“I have tried to create work that shows my own way of seeing the world”, says Johannesburg-based photographer and artist, Brett Rubin. “I am not particularly interested in trying to copy contemporary styles and trends, but do often like to pay homage to those who have inspired me”.
Brett works both independently and as the other half of creative concepts company, VATIC (with Nicole Van Heerden). Growing up, Brett was drawn to music. Yet it was the photographs inside his favourite bands’ album sleeves that really captivated his imagination. During film school he took up a night course in darkroom printing, and began practicing as a photographer straight after.
“Knowing you want to do something and actually getting to a point of doing it, as a career, is always a journey”, Brett explains by way of discussing his approach. He holds chance and spontaneity, and a carefully planned composition in equal regard. Yet his overarching concern is with experimentation: “Experimentation is always crucial as it’s the best way to expand your vocabulary of visual communication,” he says. This sentiment is most obviously apparent in a series of works created over a four year period that explore the idea of our ability to interact with and remember the spaces we pass through at high speed whilst travelling from one place to another. In these photographs, landscapes blur into almost abstract colour fields. They were taken through the window of a moving car, with no post-editing.

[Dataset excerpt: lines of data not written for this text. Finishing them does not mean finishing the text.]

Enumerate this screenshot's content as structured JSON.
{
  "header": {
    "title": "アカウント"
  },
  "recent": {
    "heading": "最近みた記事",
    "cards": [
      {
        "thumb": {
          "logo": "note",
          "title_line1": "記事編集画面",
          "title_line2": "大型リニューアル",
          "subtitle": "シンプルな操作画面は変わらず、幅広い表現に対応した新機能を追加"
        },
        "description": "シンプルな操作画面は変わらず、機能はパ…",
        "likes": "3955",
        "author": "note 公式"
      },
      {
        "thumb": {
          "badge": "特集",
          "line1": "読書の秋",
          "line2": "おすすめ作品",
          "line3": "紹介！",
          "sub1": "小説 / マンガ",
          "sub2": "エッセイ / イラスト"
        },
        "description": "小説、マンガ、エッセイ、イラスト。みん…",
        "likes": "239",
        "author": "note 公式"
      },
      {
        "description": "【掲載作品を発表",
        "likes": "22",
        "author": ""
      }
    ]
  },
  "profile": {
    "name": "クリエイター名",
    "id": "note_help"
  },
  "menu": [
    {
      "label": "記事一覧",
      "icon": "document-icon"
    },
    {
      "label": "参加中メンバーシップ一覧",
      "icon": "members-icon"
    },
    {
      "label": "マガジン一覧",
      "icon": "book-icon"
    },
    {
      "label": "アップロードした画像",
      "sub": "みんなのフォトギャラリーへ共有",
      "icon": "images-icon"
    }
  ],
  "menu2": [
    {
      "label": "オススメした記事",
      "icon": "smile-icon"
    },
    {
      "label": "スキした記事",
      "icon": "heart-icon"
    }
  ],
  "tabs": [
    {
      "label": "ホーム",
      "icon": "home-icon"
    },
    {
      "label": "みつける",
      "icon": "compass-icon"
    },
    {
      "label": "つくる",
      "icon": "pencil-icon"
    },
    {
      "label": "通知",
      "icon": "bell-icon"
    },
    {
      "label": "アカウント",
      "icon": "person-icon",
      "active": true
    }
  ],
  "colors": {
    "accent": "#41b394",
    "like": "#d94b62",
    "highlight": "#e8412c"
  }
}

A selection of these images are included in the NIROX Sculpture | Winter 14 exhibition that opened at the beginning of May.

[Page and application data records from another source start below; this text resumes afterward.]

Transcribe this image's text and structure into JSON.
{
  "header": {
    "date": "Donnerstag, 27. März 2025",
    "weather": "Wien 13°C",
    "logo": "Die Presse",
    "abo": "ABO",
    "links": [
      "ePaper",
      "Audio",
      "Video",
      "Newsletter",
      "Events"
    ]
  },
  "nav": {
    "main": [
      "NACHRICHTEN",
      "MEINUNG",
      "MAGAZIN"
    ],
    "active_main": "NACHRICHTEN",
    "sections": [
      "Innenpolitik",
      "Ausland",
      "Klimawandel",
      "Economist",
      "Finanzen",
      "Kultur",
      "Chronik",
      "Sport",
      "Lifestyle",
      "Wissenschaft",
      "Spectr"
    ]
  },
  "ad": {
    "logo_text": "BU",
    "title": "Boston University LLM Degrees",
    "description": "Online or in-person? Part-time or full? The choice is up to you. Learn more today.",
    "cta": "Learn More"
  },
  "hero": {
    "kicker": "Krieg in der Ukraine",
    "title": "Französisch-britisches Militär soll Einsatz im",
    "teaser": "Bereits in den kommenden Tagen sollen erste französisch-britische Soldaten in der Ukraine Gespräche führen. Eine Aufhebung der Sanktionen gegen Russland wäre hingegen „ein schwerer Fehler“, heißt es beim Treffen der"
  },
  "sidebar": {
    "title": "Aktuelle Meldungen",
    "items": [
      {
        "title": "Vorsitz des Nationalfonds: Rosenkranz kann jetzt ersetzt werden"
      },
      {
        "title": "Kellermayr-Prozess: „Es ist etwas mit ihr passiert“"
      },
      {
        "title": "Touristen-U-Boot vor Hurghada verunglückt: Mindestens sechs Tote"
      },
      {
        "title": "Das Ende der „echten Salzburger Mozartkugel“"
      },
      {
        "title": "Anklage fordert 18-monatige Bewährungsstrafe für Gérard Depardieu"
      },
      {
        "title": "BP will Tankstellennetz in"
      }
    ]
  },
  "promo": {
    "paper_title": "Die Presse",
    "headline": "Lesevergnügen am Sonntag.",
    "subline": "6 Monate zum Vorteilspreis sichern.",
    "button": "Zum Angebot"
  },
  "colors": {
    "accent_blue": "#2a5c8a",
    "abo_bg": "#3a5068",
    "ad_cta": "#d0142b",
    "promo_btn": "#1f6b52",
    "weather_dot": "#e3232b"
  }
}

Showing photography work on a sculpture show illustrates the apparent ease with which Brett straddles genre divides. His work characteristically occupies a surprising space in the murky divide between ‘commercial’ and ‘art’.

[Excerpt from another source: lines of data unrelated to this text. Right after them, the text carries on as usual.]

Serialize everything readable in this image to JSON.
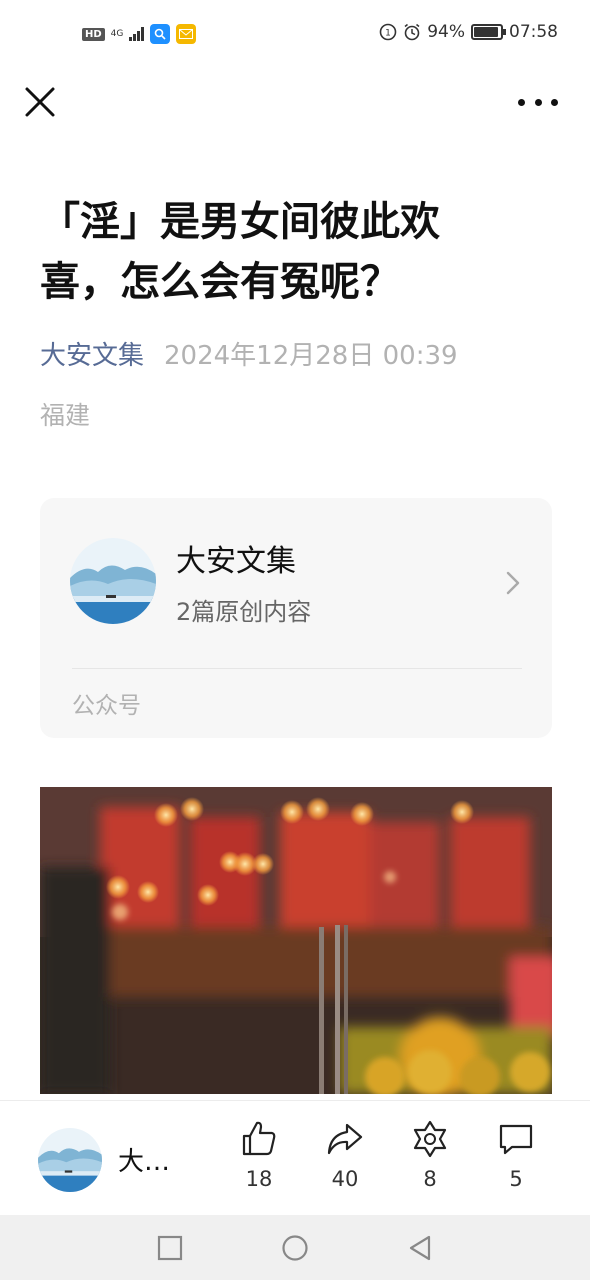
{
  "status_bar": {
    "hd_label": "HD",
    "network_label": "4G",
    "battery_percent": "94%",
    "battery_level": 0.94,
    "time": "07:58"
  },
  "nav": {
    "close_icon": "close-icon",
    "more_icon": "more-icon"
  },
  "article": {
    "title": "「淫」是男女间彼此欢喜，怎么会有冤呢？",
    "author": "大安文集",
    "date": "2024年12月28日 00:39",
    "location": "福建"
  },
  "account_card": {
    "name": "大安文集",
    "subtitle": "2篇原创内容",
    "type_label": "公众号"
  },
  "action_bar": {
    "author_short": "大…",
    "like_count": "18",
    "share_count": "40",
    "recommend_count": "8",
    "comment_count": "5"
  },
  "colors": {
    "author_link": "#576b95",
    "muted_text": "#b2b2b2",
    "card_bg": "#f7f7f7"
  }
}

To better elucidate this, he explains: “My personal work is often created in the ‘first person’, based on my own experiences, thoughts, feelings, etc. […] When working for a client there is often a very different dynamic at play, the idea being that you are hired, based on your style and skill, to execute a brief that is often defined by various factors of commerce”. He goes on to site Helmut Newton who referred to himself as “a gun for hire’, and how he believes that Newton actually managed to subvert this in his work. Brett thereby concludes that the sphere one is working in, be it commercial or private, should not dictate the beauty or creativity of an image so long as you understand the paradigms of each.
Brett is well known for his portraits, which again, push against the boundaries of fashion editorial. He achieves this by using colour, shape and form to enhance mood or narrative and defy the predictable. Brett is inspired by the precise geometry and design that is found in nature, and echoed in the world around us. “I have always been fascinated with how we as a society constantly construct and display the cultural paradigms of our times into a visual identity”, he explains, “in everything we do from architecture to fashion, art, packaging and design – all of these are inadvertently political, historical and sometimes even sexual statements”.
[This article was adapted from the interview I did with the artist on Between 10and5 in May 2014.]